══ INPUT FOR THIS TASK ══

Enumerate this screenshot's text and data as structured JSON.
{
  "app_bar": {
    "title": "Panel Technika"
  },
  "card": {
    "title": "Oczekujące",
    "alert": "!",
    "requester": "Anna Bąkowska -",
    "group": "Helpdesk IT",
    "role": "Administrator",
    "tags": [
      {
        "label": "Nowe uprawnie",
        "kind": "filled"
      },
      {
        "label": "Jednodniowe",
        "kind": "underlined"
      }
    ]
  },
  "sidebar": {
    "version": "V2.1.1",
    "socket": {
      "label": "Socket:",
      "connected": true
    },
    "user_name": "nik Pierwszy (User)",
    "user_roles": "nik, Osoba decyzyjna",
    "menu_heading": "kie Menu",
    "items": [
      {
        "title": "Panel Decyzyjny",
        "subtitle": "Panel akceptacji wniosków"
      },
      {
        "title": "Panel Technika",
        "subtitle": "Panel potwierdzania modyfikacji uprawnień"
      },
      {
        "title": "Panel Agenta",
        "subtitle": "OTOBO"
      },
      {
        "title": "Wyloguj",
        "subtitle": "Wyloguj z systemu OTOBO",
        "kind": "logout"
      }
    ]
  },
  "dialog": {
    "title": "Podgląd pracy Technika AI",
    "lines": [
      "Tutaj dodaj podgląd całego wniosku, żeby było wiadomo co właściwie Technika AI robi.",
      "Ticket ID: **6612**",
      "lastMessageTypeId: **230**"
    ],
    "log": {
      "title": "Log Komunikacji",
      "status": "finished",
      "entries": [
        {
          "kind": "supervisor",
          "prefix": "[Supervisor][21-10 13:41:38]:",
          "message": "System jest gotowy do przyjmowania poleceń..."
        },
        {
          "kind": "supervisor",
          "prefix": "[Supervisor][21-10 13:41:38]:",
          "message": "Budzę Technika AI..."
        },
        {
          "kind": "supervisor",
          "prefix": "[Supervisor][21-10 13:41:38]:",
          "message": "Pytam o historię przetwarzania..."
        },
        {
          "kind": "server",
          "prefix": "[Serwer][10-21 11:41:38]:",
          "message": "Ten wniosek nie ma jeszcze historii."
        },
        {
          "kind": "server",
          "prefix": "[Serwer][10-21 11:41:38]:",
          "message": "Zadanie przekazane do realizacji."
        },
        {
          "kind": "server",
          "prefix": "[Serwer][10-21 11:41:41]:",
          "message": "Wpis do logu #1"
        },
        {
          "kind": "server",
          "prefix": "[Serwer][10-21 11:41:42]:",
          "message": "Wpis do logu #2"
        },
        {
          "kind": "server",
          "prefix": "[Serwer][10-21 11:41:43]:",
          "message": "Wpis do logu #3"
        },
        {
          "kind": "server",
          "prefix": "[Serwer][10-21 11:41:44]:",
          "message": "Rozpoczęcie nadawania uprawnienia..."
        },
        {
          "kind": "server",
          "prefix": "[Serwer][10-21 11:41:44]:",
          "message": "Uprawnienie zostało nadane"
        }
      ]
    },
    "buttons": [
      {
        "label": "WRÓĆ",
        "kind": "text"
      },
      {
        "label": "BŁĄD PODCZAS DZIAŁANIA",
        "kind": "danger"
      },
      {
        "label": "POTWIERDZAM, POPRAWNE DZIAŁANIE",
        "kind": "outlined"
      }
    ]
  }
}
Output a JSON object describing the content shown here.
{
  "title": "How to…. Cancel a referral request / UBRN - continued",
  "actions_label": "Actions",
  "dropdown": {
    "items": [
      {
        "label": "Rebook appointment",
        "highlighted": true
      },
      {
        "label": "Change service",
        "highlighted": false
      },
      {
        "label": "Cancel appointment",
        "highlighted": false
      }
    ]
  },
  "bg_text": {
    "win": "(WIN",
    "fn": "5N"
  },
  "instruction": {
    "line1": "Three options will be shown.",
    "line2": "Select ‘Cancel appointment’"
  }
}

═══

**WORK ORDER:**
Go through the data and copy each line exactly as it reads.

**RESULT:**
Enumerate this screenshot's text and data as structured JSON.
{
  "app_bar": {
    "title": "Panel Technika"
  },
  "card": {
    "title": "Oczekujące",
    "alert": "!",
    "requester": "Anna Bąkowska -",
    "group": "Helpdesk IT",
    "role": "Administrator",
    "tags": [
      {
        "label": "Nowe uprawnie",
        "kind": "filled"
      },
      {
        "label": "Jednodniowe",
        "kind": "underlined"
      }
    ]
  },
  "sidebar": {
    "version": "V2.1.1",
    "socket": {
      "label": "Socket:",
      "connected": true
    },
    "user_name": "nik Pierwszy (User)",
    "user_roles": "nik, Osoba decyzyjna",
    "menu_heading": "kie Menu",
    "items": [
      {
        "title": "Panel Decyzyjny",
        "subtitle": "Panel akceptacji wniosków"
      },
      {
        "title": "Panel Technika",
        "subtitle": "Panel potwierdzania modyfikacji uprawnień"
      },
      {
        "title": "Panel Agenta",
        "subtitle": "OTOBO"
      },
      {
        "title": "Wyloguj",
        "subtitle": "Wyloguj z systemu OTOBO",
        "kind": "logout"
      }
    ]
  },
  "dialog": {
    "title": "Podgląd pracy Technika AI",
    "lines": [
      "Tutaj dodaj podgląd całego wniosku, żeby było wiadomo co właściwie Technika AI robi.",
      "Ticket ID: **6612**",
      "lastMessageTypeId: **230**"
    ],
    "log": {
      "title": "Log Komunikacji",
      "status": "finished",
      "entries": [
        {
          "kind": "supervisor",
          "prefix": "[Supervisor][21-10 13:41:38]:",
          "message": "System jest gotowy do przyjmowania poleceń..."
        },
        {
          "kind": "supervisor",
          "prefix": "[Supervisor][21-10 13:41:38]:",
          "message": "Budzę Technika AI..."
        },
        {
          "kind": "supervisor",
          "prefix": "[Supervisor][21-10 13:41:38]:",
          "message": "Pytam o historię przetwarzania..."
        },
        {
          "kind": "server",
          "prefix": "[Serwer][10-21 11:41:38]:",
          "message": "Ten wniosek nie ma jeszcze historii."
        },
        {
          "kind": "server",
          "prefix": "[Serwer][10-21 11:41:38]:",
          "message": "Zadanie przekazane do realizacji."
        },
        {
          "kind": "server",
          "prefix": "[Serwer][10-21 11:41:41]:",
          "message": "Wpis do logu #1"
        },
        {
          "kind": "server",
          "prefix": "[Serwer][10-21 11:41:42]:",
          "message": "Wpis do logu #2"
        },
        {
          "kind": "server",
          "prefix": "[Serwer][10-21 11:41:43]:",
          "message": "Wpis do logu #3"
        },
        {
          "kind": "server",
          "prefix": "[Serwer][10-21 11:41:44]:",
          "message": "Rozpoczęcie nadawania uprawnienia..."
        },
        {
          "kind": "server",
          "prefix": "[Serwer][10-21 11:41:44]:",
          "message": "Uprawnienie zostało nadane"
        }
      ]
    },
    "buttons": [
      {
        "label": "WRÓĆ",
        "kind": "text"
      },
      {
        "label": "BŁĄD PODCZAS DZIAŁANIA",
        "kind": "danger"
      },
      {
        "label": "POTWIERDZAM, POPRAWNE DZIAŁANIE",
        "kind": "outlined"
      }
    ]
  }
}
Output a JSON object describing the content shown here.
{
  "title": "How to…. Cancel a referral request / UBRN - continued",
  "actions_label": "Actions",
  "dropdown": {
    "items": [
      {
        "label": "Rebook appointment",
        "highlighted": true
      },
      {
        "label": "Change service",
        "highlighted": false
      },
      {
        "label": "Cancel appointment",
        "highlighted": false
      }
    ]
  },
  "bg_text": {
    "win": "(WIN",
    "fn": "5N"
  },
  "instruction": {
    "line1": "Three options will be shown.",
    "line2": "Select ‘Cancel appointment’"
  }
}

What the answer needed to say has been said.